ACTIVITY → The answer required is how many lines of the following entries contain the word "name", with no other words.

SUPPLIED INFORMATION →
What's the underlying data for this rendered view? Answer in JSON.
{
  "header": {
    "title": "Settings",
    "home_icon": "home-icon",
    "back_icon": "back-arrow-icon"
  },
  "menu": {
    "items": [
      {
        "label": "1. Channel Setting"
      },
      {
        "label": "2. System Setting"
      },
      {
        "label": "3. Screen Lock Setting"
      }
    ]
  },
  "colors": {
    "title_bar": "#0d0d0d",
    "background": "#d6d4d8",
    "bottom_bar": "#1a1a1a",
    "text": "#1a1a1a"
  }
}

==

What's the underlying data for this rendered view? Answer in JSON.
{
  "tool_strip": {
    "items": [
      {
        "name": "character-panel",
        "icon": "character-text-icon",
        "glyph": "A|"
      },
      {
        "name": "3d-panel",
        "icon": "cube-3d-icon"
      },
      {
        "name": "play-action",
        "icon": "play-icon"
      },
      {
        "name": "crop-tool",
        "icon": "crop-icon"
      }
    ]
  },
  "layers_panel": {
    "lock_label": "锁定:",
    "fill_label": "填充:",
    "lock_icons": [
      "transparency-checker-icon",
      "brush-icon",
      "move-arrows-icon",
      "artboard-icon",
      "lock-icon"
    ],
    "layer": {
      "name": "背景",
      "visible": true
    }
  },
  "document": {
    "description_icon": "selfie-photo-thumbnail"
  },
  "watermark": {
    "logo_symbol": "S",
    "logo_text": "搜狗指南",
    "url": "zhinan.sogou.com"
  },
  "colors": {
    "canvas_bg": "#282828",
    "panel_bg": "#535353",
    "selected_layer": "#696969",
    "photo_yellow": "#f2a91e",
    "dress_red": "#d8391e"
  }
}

SOLUTION TO THE EXERCISE → 5